===== RECORD SET

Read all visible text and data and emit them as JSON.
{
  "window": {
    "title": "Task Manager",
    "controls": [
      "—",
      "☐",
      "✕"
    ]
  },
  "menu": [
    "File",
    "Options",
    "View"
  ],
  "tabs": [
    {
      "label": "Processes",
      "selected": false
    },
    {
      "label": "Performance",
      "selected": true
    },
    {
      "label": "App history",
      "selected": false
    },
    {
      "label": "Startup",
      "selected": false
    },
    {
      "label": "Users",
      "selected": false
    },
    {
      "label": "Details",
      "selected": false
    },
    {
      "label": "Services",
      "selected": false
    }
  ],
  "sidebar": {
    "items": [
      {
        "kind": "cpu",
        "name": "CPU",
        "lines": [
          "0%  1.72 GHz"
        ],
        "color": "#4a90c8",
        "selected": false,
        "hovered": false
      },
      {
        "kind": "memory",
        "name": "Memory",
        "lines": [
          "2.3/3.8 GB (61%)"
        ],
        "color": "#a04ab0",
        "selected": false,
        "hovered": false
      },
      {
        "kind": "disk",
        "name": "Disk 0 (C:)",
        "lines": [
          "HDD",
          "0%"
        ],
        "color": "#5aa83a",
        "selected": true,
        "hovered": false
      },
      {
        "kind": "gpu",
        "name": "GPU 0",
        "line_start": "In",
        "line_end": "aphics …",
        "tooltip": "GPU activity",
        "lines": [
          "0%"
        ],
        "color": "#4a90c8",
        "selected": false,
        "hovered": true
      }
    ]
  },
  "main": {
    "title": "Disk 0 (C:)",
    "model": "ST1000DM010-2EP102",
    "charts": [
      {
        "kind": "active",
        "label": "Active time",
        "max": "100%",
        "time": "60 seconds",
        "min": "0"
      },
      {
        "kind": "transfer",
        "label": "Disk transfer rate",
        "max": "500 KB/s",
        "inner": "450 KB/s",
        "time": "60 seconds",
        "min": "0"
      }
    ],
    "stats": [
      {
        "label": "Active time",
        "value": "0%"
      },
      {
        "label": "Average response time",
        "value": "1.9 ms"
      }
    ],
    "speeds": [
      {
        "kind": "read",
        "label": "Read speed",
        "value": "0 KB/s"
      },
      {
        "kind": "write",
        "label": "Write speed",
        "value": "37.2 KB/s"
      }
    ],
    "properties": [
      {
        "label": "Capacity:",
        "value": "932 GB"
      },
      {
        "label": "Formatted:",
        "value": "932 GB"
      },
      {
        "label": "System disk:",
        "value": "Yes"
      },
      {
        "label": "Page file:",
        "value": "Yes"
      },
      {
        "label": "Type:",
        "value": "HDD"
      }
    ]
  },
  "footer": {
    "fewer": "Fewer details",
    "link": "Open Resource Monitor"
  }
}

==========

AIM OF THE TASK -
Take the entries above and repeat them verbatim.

RESULT -
Read all visible text and data and emit them as JSON.
{
  "window": {
    "title": "Task Manager",
    "controls": [
      "—",
      "☐",
      "✕"
    ]
  },
  "menu": [
    "File",
    "Options",
    "View"
  ],
  "tabs": [
    {
      "label": "Processes",
      "selected": false
    },
    {
      "label": "Performance",
      "selected": true
    },
    {
      "label": "App history",
      "selected": false
    },
    {
      "label": "Startup",
      "selected": false
    },
    {
      "label": "Users",
      "selected": false
    },
    {
      "label": "Details",
      "selected": false
    },
    {
      "label": "Services",
      "selected": false
    }
  ],
  "sidebar": {
    "items": [
      {
        "kind": "cpu",
        "name": "CPU",
        "lines": [
          "0%  1.72 GHz"
        ],
        "color": "#4a90c8",
        "selected": false,
        "hovered": false
      },
      {
        "kind": "memory",
        "name": "Memory",
        "lines": [
          "2.3/3.8 GB (61%)"
        ],
        "color": "#a04ab0",
        "selected": false,
        "hovered": false
      },
      {
        "kind": "disk",
        "name": "Disk 0 (C:)",
        "lines": [
          "HDD",
          "0%"
        ],
        "color": "#5aa83a",
        "selected": true,
        "hovered": false
      },
      {
        "kind": "gpu",
        "name": "GPU 0",
        "line_start": "In",
        "line_end": "aphics …",
        "tooltip": "GPU activity",
        "lines": [
          "0%"
        ],
        "color": "#4a90c8",
        "selected": false,
        "hovered": true
      }
    ]
  },
  "main": {
    "title": "Disk 0 (C:)",
    "model": "ST1000DM010-2EP102",
    "charts": [
      {
        "kind": "active",
        "label": "Active time",
        "max": "100%",
        "time": "60 seconds",
        "min": "0"
      },
      {
        "kind": "transfer",
        "label": "Disk transfer rate",
        "max": "500 KB/s",
        "inner": "450 KB/s",
        "time": "60 seconds",
        "min": "0"
      }
    ],
    "stats": [
      {
        "label": "Active time",
        "value": "0%"
      },
      {
        "label": "Average response time",
        "value": "1.9 ms"
      }
    ],
    "speeds": [
      {
        "kind": "read",
        "label": "Read speed",
        "value": "0 KB/s"
      },
      {
        "kind": "write",
        "label": "Write speed",
        "value": "37.2 KB/s"
      }
    ],
    "properties": [
      {
        "label": "Capacity:",
        "value": "932 GB"
      },
      {
        "label": "Formatted:",
        "value": "932 GB"
      },
      {
        "label": "System disk:",
        "value": "Yes"
      },
      {
        "label": "Page file:",
        "value": "Yes"
      },
      {
        "label": "Type:",
        "value": "HDD"
      }
    ]
  },
  "footer": {
    "fewer": "Fewer details",
    "link": "Open Resource Monitor"
  }
}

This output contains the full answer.